The title is ignorant. But, it sure sums up my feelings after a recent read.
Also, I’ll mention that my blog is not limited to one single purpose. Sometimes, it is just a diary; I did not consider my four R’s in this post…yet.
This chapter by the late Chet Bowers, The Digital Revolution and the Unrecognized Problem of Linguistic Colonization, is one of the worst reads I have had to do in post-secondary. If I ignore that absolute juvenile and biased shots he takes in the first half of the article and try to only address the academics, I find it insulting that Bowers implies that the ways of old are the only way forward. I think it is one of the first parts of the chapter that tanks it:

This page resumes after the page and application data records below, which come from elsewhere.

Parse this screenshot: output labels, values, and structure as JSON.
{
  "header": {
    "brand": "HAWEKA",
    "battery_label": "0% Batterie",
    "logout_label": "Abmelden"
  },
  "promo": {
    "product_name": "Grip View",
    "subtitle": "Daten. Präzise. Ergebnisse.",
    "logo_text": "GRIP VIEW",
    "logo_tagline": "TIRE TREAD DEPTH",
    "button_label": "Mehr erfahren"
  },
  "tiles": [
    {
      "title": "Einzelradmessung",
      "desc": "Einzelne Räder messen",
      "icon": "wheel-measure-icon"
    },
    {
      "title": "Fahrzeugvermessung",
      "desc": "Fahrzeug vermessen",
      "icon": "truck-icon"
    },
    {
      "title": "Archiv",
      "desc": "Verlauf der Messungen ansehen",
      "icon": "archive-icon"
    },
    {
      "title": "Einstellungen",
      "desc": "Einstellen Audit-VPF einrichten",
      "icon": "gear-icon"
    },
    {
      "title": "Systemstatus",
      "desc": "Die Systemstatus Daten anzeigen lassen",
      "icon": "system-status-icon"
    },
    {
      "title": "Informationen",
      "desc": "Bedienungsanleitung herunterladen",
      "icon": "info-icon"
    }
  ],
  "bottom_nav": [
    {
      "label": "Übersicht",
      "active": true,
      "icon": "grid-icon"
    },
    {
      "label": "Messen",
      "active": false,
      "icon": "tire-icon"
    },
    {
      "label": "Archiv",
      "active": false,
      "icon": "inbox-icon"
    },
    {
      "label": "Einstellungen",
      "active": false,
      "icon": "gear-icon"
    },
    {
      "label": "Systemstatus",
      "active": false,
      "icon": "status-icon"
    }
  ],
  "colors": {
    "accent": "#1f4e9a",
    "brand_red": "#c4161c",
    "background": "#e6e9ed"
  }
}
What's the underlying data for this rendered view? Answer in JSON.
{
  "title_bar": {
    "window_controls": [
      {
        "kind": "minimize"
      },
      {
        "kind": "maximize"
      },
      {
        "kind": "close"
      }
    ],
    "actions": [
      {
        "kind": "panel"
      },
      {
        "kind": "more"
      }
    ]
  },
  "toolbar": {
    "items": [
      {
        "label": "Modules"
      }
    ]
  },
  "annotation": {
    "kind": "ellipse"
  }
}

“Print, even when used by the most gifted writer, can never fully represent the emergent, relational, and interdependent nature of an experience”. Bowers did not ever experience what it was to grow up in an age of rapid digital technology expansion and integration. I’d have a hard time explaining it to him, as both he and I would agree that my words would not do justice to the experience. Simply put, he doesn’t, or wouldn’t get it.
Did he consider, I wonder, that perhaps print does the opposite for some? Did he measure this some how? Even if he did, it would not matter since no data (as he states) is completely objective?
And then to use print to convince me of all this? To argue against the digital system using printed academic language, the same language he argues is completely loaded with the metaphorical categorization of the generations that formed them? His generations, preceding mine?!
To print a quote from Einstein explaining that we cannot solve problems using their the same tools of their cause in the first place?
It’s hypocritical, circular. Frankly it reeks of bitterness.
I will concede our society is not sustainable. Bowers implies that our way out is through…but why is he so convinced it is the mingling of old tools with the new that will get us moving?